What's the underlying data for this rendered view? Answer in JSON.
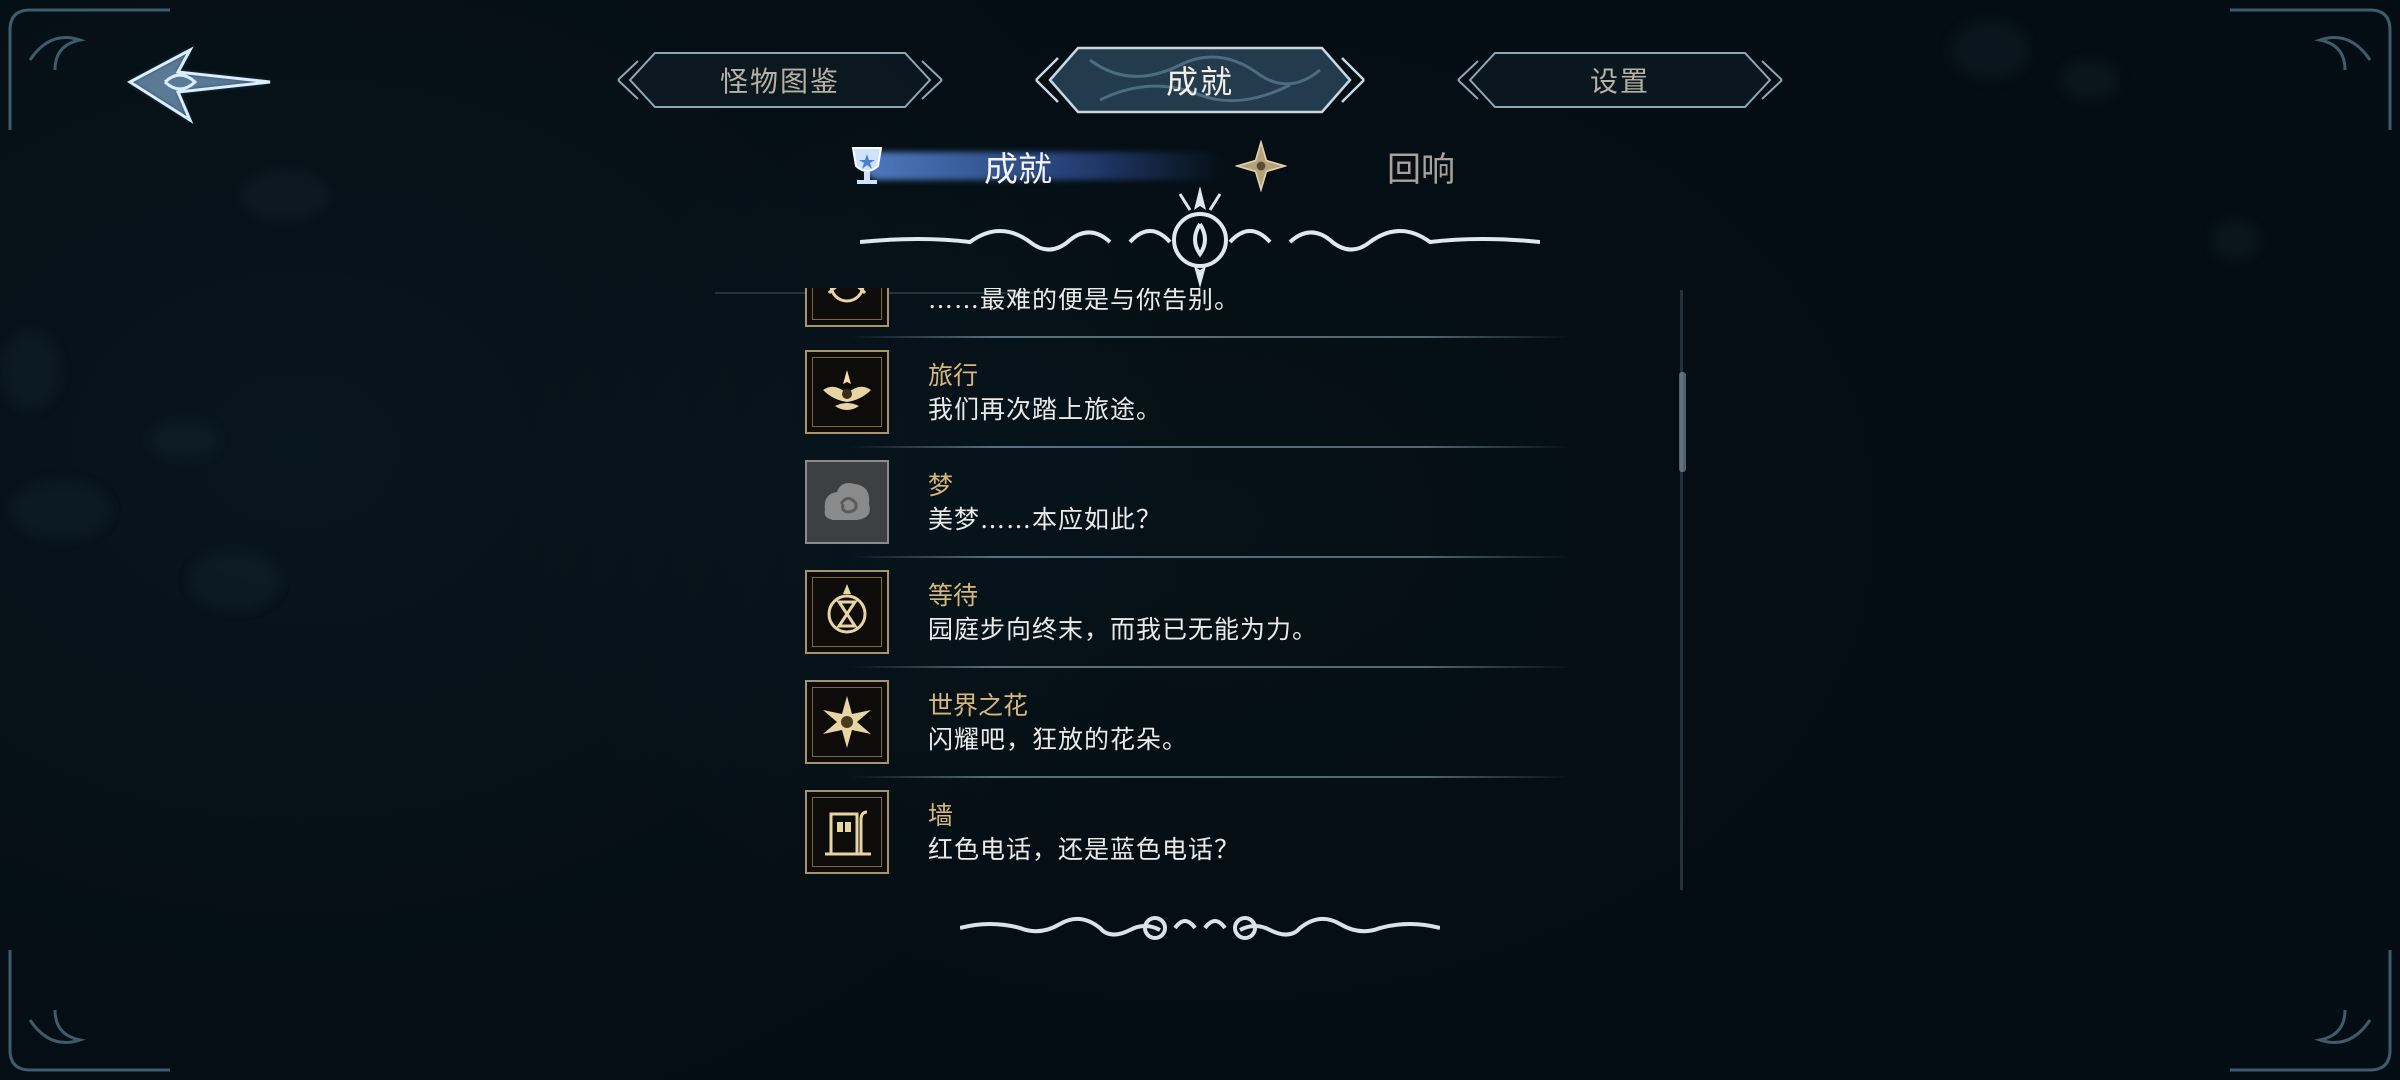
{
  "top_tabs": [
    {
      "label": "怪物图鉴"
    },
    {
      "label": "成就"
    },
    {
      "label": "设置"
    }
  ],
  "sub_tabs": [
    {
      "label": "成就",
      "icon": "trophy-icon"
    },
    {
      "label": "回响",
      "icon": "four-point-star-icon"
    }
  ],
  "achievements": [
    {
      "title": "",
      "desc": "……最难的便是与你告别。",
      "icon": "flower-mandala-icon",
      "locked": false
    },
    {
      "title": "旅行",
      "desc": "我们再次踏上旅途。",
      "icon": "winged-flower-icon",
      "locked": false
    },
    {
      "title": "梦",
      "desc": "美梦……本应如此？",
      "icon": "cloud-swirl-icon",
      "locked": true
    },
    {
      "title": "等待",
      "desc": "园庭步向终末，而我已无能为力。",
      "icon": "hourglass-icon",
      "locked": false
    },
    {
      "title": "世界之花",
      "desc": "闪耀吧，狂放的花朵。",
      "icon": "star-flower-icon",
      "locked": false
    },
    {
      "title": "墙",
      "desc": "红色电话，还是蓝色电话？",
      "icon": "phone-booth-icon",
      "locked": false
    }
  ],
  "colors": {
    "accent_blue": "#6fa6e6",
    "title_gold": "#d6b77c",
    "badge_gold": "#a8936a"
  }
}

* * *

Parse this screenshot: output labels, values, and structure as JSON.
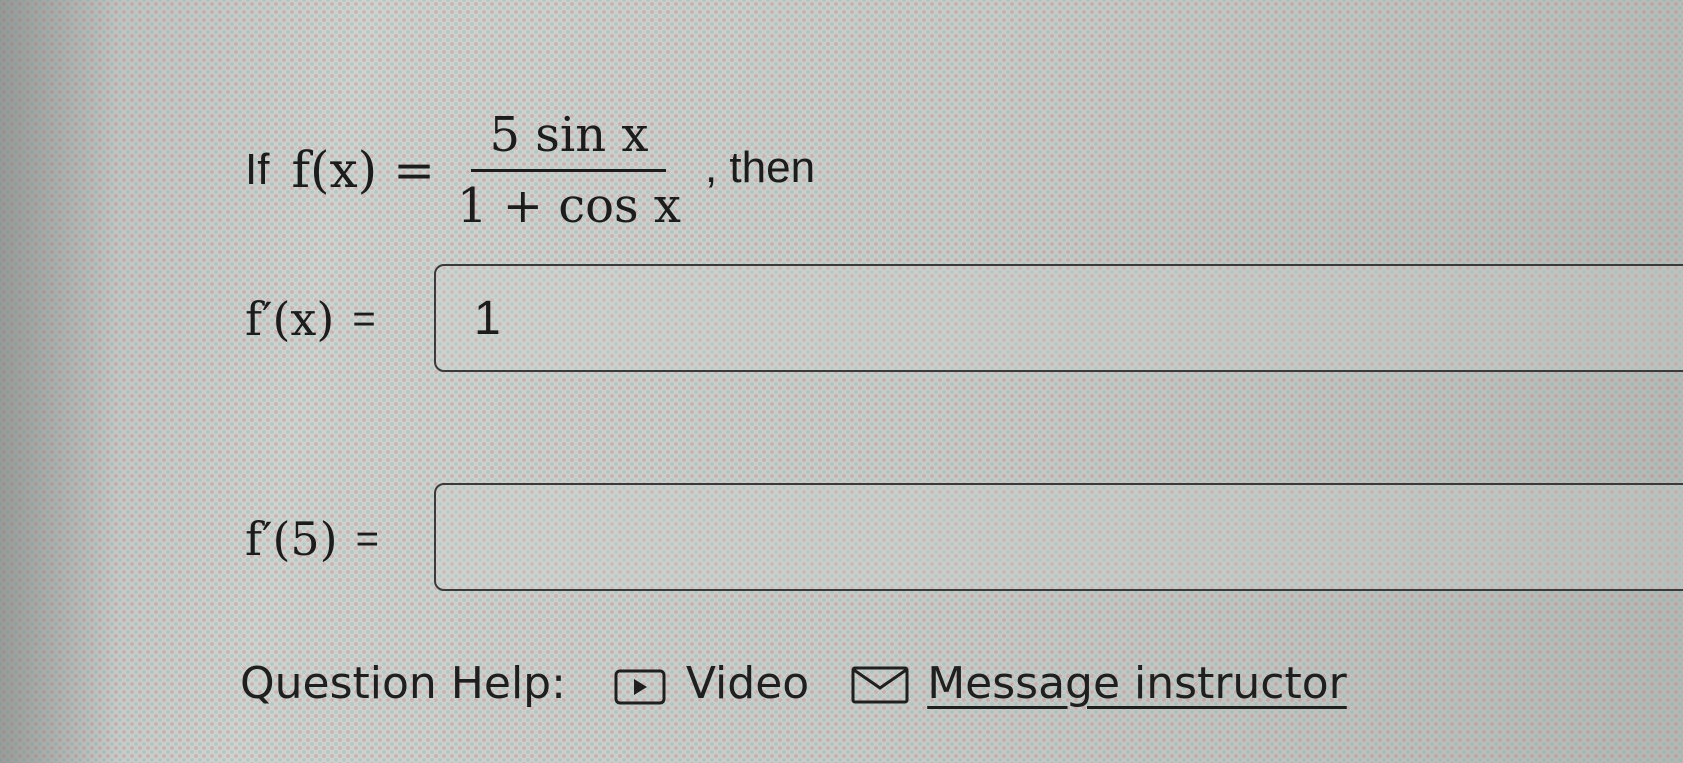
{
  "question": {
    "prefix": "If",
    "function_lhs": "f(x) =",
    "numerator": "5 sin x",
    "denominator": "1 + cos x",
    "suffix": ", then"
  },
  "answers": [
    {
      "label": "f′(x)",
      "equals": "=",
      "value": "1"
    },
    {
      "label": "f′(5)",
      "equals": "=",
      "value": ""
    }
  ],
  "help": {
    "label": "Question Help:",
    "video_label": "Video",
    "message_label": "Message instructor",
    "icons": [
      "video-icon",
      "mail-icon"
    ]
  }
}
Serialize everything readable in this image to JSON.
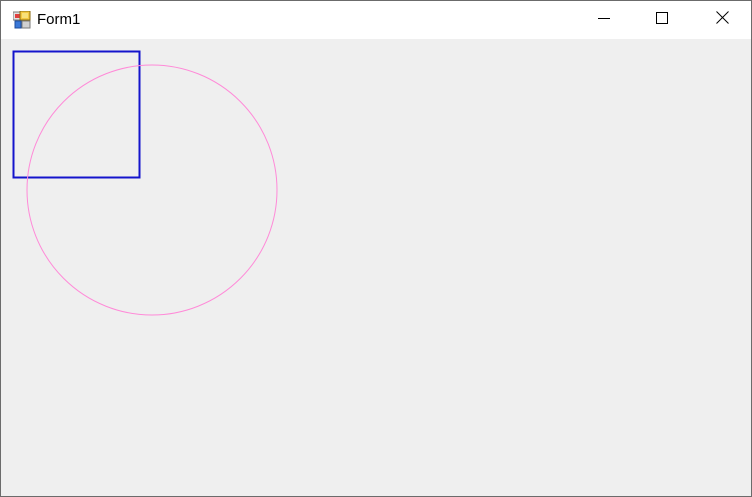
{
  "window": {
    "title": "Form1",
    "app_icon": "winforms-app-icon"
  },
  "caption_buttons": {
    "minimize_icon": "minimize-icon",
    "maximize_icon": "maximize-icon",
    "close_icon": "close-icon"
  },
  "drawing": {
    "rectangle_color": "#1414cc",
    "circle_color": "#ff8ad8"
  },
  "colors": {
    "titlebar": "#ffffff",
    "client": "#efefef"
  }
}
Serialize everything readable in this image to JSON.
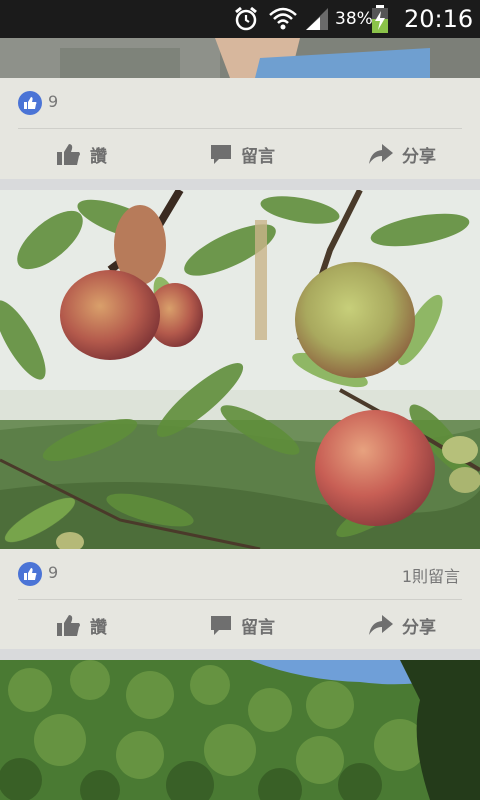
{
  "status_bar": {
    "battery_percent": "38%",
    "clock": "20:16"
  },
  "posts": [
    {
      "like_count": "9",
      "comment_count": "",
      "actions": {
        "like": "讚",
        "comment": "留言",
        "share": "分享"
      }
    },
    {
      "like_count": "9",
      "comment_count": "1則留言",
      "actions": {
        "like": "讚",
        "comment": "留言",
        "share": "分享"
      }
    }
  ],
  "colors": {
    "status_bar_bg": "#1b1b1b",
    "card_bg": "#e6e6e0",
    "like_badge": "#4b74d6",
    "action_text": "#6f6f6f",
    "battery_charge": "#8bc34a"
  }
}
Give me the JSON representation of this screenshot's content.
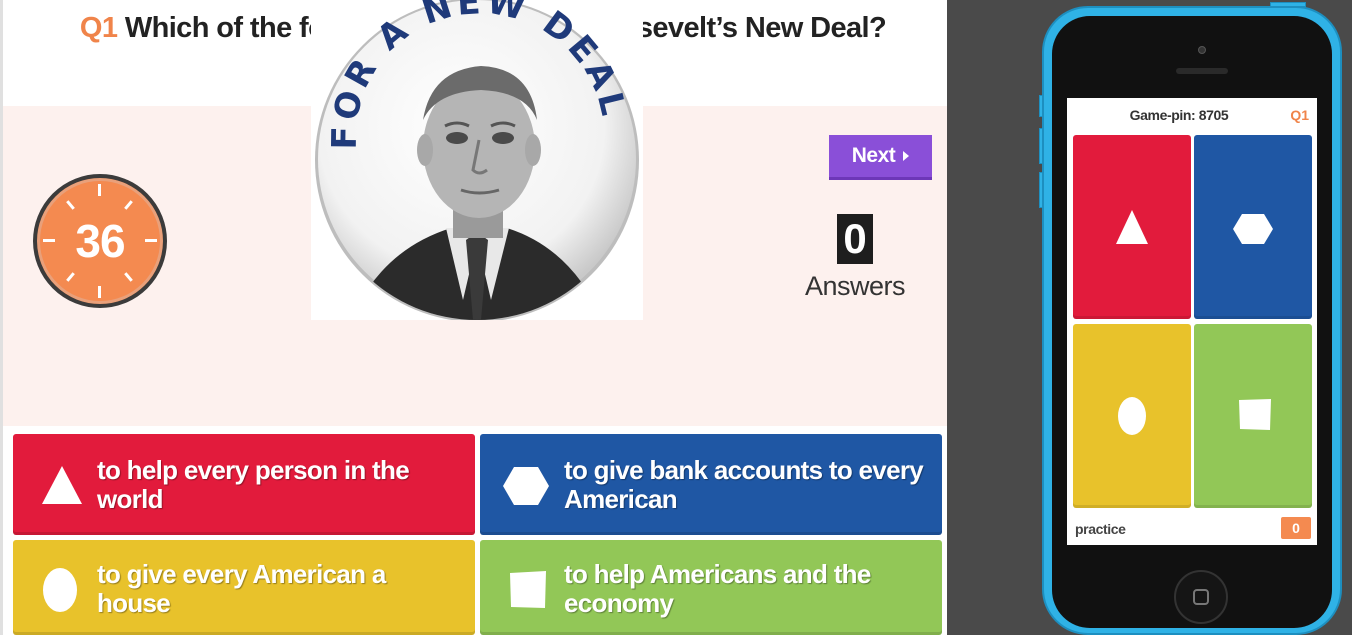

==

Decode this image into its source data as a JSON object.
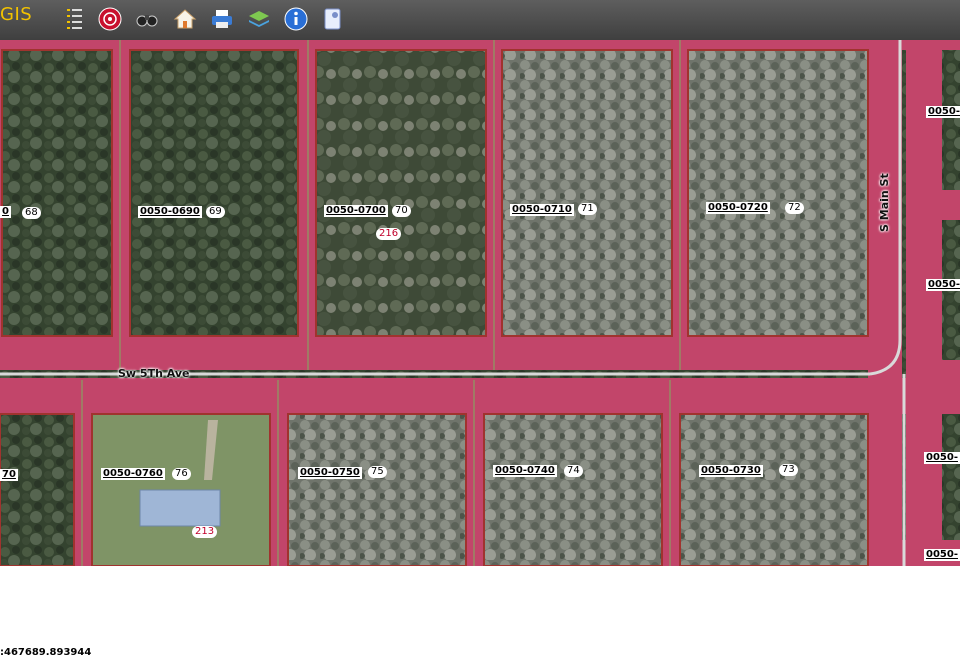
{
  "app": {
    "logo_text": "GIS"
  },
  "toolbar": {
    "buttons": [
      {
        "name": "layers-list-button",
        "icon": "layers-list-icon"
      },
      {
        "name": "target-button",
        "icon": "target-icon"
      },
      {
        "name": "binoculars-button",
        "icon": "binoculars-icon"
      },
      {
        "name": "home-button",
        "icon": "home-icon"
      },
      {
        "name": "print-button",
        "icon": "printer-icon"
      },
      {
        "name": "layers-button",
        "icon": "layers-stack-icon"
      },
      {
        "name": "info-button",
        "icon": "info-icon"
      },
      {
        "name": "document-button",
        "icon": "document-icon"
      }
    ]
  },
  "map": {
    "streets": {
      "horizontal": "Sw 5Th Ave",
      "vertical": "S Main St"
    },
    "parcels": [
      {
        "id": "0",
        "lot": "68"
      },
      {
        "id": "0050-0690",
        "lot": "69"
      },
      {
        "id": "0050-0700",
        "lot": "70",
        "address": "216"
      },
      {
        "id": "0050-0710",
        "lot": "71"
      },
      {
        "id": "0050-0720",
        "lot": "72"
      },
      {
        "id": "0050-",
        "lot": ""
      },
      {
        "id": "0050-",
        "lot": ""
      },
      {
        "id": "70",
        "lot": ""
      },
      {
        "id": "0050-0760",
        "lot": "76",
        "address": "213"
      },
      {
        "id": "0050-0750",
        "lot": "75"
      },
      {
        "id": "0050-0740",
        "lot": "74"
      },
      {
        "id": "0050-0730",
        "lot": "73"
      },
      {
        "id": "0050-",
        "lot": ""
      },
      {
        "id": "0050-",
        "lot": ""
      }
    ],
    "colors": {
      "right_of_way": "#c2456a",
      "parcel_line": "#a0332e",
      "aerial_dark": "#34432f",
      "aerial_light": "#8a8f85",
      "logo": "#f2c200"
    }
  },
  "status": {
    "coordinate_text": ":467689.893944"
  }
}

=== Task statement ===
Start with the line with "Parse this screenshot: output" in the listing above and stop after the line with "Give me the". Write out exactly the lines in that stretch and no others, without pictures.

=== Answer below ===
Parse this screenshot: output labels, values, and structure as JSON.
{
  "question": {
    "prefix": "If",
    "function_lhs": "f(x) =",
    "numerator": "5 sin x",
    "denominator": "1 + cos x",
    "suffix": ", then"
  },
  "answers": [
    {
      "label": "f′(x)",
      "equals": "=",
      "value": "1"
    },
    {
      "label": "f′(5)",
      "equals": "=",
      "value": ""
    }
  ],
  "help": {
    "label": "Question Help:",
    "video_label": "Video",
    "message_label": "Message instructor",
    "icons": [
      "video-icon",
      "mail-icon"
    ]
  }
}
Serialize everything readable in this image to JSON.
{
  "window": {
    "title": "Form1",
    "app_icon": "winforms-app-icon"
  },
  "caption_buttons": {
    "minimize_icon": "minimize-icon",
    "maximize_icon": "maximize-icon",
    "close_icon": "close-icon"
  },
  "drawing": {
    "rectangle_color": "#1414cc",
    "circle_color": "#ff8ad8"
  },
  "colors": {
    "titlebar": "#ffffff",
    "client": "#efefef"
  }
}
Serialize everything readable in this image to JSON.
{
  "status_bar": {
    "battery_percent": "38%",
    "clock": "20:16"
  },
  "posts": [
    {
      "like_count": "9",
      "comment_count": "",
      "actions": {
        "like": "讚",
        "comment": "留言",
        "share": "分享"
      }
    },
    {
      "like_count": "9",
      "comment_count": "1則留言",
      "actions": {
        "like": "讚",
        "comment": "留言",
        "share": "分享"
      }
    }
  ],
  "colors": {
    "status_bar_bg": "#1b1b1b",
    "card_bg": "#e6e6e0",
    "like_badge": "#4b74d6",
    "action_text": "#6f6f6f",
    "battery_charge": "#8bc34a"
  }
}
Give me the JSON representation of this screenshot's content.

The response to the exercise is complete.